§ **Task description**
Your answer must be the full set of entries, repeated exactly.
--- START ---
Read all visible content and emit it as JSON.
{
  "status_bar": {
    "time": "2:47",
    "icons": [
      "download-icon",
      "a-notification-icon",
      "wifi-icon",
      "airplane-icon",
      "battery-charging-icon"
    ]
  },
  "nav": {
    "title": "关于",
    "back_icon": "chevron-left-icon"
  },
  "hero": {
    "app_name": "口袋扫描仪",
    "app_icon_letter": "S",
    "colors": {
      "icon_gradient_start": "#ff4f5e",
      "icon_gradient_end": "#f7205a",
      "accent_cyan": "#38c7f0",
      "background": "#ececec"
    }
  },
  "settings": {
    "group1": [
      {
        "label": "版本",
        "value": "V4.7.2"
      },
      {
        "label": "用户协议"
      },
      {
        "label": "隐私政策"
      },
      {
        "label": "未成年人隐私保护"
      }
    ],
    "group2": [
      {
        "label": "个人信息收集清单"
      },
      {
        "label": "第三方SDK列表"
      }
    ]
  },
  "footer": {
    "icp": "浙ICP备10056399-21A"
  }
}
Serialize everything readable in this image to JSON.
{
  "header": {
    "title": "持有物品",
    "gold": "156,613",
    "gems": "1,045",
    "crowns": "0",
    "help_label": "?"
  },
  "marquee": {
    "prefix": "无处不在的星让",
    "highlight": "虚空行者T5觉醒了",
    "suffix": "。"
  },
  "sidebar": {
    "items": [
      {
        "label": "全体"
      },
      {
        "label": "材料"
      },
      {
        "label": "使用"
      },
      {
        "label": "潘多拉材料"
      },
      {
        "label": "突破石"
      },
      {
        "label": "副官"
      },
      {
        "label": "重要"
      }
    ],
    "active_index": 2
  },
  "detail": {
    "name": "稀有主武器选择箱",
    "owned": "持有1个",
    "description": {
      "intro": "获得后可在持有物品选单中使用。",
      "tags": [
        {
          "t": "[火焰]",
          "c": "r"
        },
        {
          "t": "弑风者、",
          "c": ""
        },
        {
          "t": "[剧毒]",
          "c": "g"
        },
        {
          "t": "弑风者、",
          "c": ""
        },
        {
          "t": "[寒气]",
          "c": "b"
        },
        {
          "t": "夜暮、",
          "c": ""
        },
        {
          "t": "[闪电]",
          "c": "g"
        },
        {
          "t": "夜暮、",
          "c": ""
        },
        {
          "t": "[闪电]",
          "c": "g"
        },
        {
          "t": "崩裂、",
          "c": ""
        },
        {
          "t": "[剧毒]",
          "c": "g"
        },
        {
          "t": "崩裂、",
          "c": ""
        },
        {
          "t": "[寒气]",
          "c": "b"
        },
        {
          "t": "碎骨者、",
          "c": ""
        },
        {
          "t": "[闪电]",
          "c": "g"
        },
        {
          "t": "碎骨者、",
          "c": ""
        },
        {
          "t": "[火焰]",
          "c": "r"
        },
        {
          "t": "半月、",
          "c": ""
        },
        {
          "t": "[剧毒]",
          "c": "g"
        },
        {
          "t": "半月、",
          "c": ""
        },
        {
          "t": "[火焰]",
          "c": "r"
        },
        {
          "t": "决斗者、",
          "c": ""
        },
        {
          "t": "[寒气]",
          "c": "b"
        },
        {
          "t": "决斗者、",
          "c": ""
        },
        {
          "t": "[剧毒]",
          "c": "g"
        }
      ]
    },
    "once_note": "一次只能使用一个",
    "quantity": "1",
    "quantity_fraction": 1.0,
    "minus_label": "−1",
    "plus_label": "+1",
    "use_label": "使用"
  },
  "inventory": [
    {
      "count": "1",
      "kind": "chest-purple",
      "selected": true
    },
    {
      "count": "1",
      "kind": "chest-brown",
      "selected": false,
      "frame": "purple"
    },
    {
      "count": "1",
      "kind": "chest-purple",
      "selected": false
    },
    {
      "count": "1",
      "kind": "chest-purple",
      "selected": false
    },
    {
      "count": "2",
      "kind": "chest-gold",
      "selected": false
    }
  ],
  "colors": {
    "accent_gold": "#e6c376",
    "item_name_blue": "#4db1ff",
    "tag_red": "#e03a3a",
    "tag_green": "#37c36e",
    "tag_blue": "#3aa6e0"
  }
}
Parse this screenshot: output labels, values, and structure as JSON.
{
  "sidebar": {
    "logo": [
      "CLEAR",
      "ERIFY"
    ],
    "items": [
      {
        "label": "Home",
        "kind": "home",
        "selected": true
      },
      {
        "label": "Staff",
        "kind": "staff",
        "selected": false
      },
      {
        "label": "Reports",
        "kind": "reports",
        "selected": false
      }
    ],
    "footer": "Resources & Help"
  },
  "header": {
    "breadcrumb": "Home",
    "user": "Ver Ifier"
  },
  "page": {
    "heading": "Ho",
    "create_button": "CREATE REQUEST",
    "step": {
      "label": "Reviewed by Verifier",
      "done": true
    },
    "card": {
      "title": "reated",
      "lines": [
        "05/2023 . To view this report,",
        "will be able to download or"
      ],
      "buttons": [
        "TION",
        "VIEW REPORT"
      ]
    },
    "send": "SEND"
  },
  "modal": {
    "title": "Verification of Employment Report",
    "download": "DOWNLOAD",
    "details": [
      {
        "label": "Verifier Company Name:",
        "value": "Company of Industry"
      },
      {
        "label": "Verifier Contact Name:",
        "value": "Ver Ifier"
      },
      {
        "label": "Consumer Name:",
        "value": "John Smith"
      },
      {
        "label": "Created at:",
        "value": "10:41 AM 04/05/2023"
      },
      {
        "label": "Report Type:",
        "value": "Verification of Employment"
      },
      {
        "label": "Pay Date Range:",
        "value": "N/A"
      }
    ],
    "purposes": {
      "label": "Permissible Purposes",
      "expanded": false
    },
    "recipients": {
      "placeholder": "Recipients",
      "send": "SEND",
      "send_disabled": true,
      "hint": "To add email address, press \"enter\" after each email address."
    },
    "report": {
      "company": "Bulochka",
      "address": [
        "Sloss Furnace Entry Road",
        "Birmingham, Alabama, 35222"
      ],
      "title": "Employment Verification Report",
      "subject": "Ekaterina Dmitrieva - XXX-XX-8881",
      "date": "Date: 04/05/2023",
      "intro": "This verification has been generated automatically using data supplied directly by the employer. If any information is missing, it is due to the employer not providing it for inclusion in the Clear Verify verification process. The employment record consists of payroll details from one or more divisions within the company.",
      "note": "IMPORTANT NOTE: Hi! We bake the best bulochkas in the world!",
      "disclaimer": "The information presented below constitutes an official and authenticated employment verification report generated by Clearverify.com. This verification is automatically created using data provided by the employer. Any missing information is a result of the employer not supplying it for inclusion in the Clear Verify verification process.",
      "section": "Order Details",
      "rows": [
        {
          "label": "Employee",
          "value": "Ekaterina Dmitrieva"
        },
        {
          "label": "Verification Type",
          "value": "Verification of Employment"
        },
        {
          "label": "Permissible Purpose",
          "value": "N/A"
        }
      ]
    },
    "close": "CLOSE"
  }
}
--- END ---
§ **Answer to the problem**
Read all visible content and emit it as JSON.
{
  "status_bar": {
    "time": "2:47",
    "icons": [
      "download-icon",
      "a-notification-icon",
      "wifi-icon",
      "airplane-icon",
      "battery-charging-icon"
    ]
  },
  "nav": {
    "title": "关于",
    "back_icon": "chevron-left-icon"
  },
  "hero": {
    "app_name": "口袋扫描仪",
    "app_icon_letter": "S",
    "colors": {
      "icon_gradient_start": "#ff4f5e",
      "icon_gradient_end": "#f7205a",
      "accent_cyan": "#38c7f0",
      "background": "#ececec"
    }
  },
  "settings": {
    "group1": [
      {
        "label": "版本",
        "value": "V4.7.2"
      },
      {
        "label": "用户协议"
      },
      {
        "label": "隐私政策"
      },
      {
        "label": "未成年人隐私保护"
      }
    ],
    "group2": [
      {
        "label": "个人信息收集清单"
      },
      {
        "label": "第三方SDK列表"
      }
    ]
  },
  "footer": {
    "icp": "浙ICP备10056399-21A"
  }
}
Serialize everything readable in this image to JSON.
{
  "header": {
    "title": "持有物品",
    "gold": "156,613",
    "gems": "1,045",
    "crowns": "0",
    "help_label": "?"
  },
  "marquee": {
    "prefix": "无处不在的星让",
    "highlight": "虚空行者T5觉醒了",
    "suffix": "。"
  },
  "sidebar": {
    "items": [
      {
        "label": "全体"
      },
      {
        "label": "材料"
      },
      {
        "label": "使用"
      },
      {
        "label": "潘多拉材料"
      },
      {
        "label": "突破石"
      },
      {
        "label": "副官"
      },
      {
        "label": "重要"
      }
    ],
    "active_index": 2
  },
  "detail": {
    "name": "稀有主武器选择箱",
    "owned": "持有1个",
    "description": {
      "intro": "获得后可在持有物品选单中使用。",
      "tags": [
        {
          "t": "[火焰]",
          "c": "r"
        },
        {
          "t": "弑风者、",
          "c": ""
        },
        {
          "t": "[剧毒]",
          "c": "g"
        },
        {
          "t": "弑风者、",
          "c": ""
        },
        {
          "t": "[寒气]",
          "c": "b"
        },
        {
          "t": "夜暮、",
          "c": ""
        },
        {
          "t": "[闪电]",
          "c": "g"
        },
        {
          "t": "夜暮、",
          "c": ""
        },
        {
          "t": "[闪电]",
          "c": "g"
        },
        {
          "t": "崩裂、",
          "c": ""
        },
        {
          "t": "[剧毒]",
          "c": "g"
        },
        {
          "t": "崩裂、",
          "c": ""
        },
        {
          "t": "[寒气]",
          "c": "b"
        },
        {
          "t": "碎骨者、",
          "c": ""
        },
        {
          "t": "[闪电]",
          "c": "g"
        },
        {
          "t": "碎骨者、",
          "c": ""
        },
        {
          "t": "[火焰]",
          "c": "r"
        },
        {
          "t": "半月、",
          "c": ""
        },
        {
          "t": "[剧毒]",
          "c": "g"
        },
        {
          "t": "半月、",
          "c": ""
        },
        {
          "t": "[火焰]",
          "c": "r"
        },
        {
          "t": "决斗者、",
          "c": ""
        },
        {
          "t": "[寒气]",
          "c": "b"
        },
        {
          "t": "决斗者、",
          "c": ""
        },
        {
          "t": "[剧毒]",
          "c": "g"
        }
      ]
    },
    "once_note": "一次只能使用一个",
    "quantity": "1",
    "quantity_fraction": 1.0,
    "minus_label": "−1",
    "plus_label": "+1",
    "use_label": "使用"
  },
  "inventory": [
    {
      "count": "1",
      "kind": "chest-purple",
      "selected": true
    },
    {
      "count": "1",
      "kind": "chest-brown",
      "selected": false,
      "frame": "purple"
    },
    {
      "count": "1",
      "kind": "chest-purple",
      "selected": false
    },
    {
      "count": "1",
      "kind": "chest-purple",
      "selected": false
    },
    {
      "count": "2",
      "kind": "chest-gold",
      "selected": false
    }
  ],
  "colors": {
    "accent_gold": "#e6c376",
    "item_name_blue": "#4db1ff",
    "tag_red": "#e03a3a",
    "tag_green": "#37c36e",
    "tag_blue": "#3aa6e0"
  }
}
Parse this screenshot: output labels, values, and structure as JSON.
{
  "sidebar": {
    "logo": [
      "CLEAR",
      "ERIFY"
    ],
    "items": [
      {
        "label": "Home",
        "kind": "home",
        "selected": true
      },
      {
        "label": "Staff",
        "kind": "staff",
        "selected": false
      },
      {
        "label": "Reports",
        "kind": "reports",
        "selected": false
      }
    ],
    "footer": "Resources & Help"
  },
  "header": {
    "breadcrumb": "Home",
    "user": "Ver Ifier"
  },
  "page": {
    "heading": "Ho",
    "create_button": "CREATE REQUEST",
    "step": {
      "label": "Reviewed by Verifier",
      "done": true
    },
    "card": {
      "title": "reated",
      "lines": [
        "05/2023 . To view this report,",
        "will be able to download or"
      ],
      "buttons": [
        "TION",
        "VIEW REPORT"
      ]
    },
    "send": "SEND"
  },
  "modal": {
    "title": "Verification of Employment Report",
    "download": "DOWNLOAD",
    "details": [
      {
        "label": "Verifier Company Name:",
        "value": "Company of Industry"
      },
      {
        "label": "Verifier Contact Name:",
        "value": "Ver Ifier"
      },
      {
        "label": "Consumer Name:",
        "value": "John Smith"
      },
      {
        "label": "Created at:",
        "value": "10:41 AM 04/05/2023"
      },
      {
        "label": "Report Type:",
        "value": "Verification of Employment"
      },
      {
        "label": "Pay Date Range:",
        "value": "N/A"
      }
    ],
    "purposes": {
      "label": "Permissible Purposes",
      "expanded": false
    },
    "recipients": {
      "placeholder": "Recipients",
      "send": "SEND",
      "send_disabled": true,
      "hint": "To add email address, press \"enter\" after each email address."
    },
    "report": {
      "company": "Bulochka",
      "address": [
        "Sloss Furnace Entry Road",
        "Birmingham, Alabama, 35222"
      ],
      "title": "Employment Verification Report",
      "subject": "Ekaterina Dmitrieva - XXX-XX-8881",
      "date": "Date: 04/05/2023",
      "intro": "This verification has been generated automatically using data supplied directly by the employer. If any information is missing, it is due to the employer not providing it for inclusion in the Clear Verify verification process. The employment record consists of payroll details from one or more divisions within the company.",
      "note": "IMPORTANT NOTE: Hi! We bake the best bulochkas in the world!",
      "disclaimer": "The information presented below constitutes an official and authenticated employment verification report generated by Clearverify.com. This verification is automatically created using data provided by the employer. Any missing information is a result of the employer not supplying it for inclusion in the Clear Verify verification process.",
      "section": "Order Details",
      "rows": [
        {
          "label": "Employee",
          "value": "Ekaterina Dmitrieva"
        },
        {
          "label": "Verification Type",
          "value": "Verification of Employment"
        },
        {
          "label": "Permissible Purpose",
          "value": "N/A"
        }
      ]
    },
    "close": "CLOSE"
  }
}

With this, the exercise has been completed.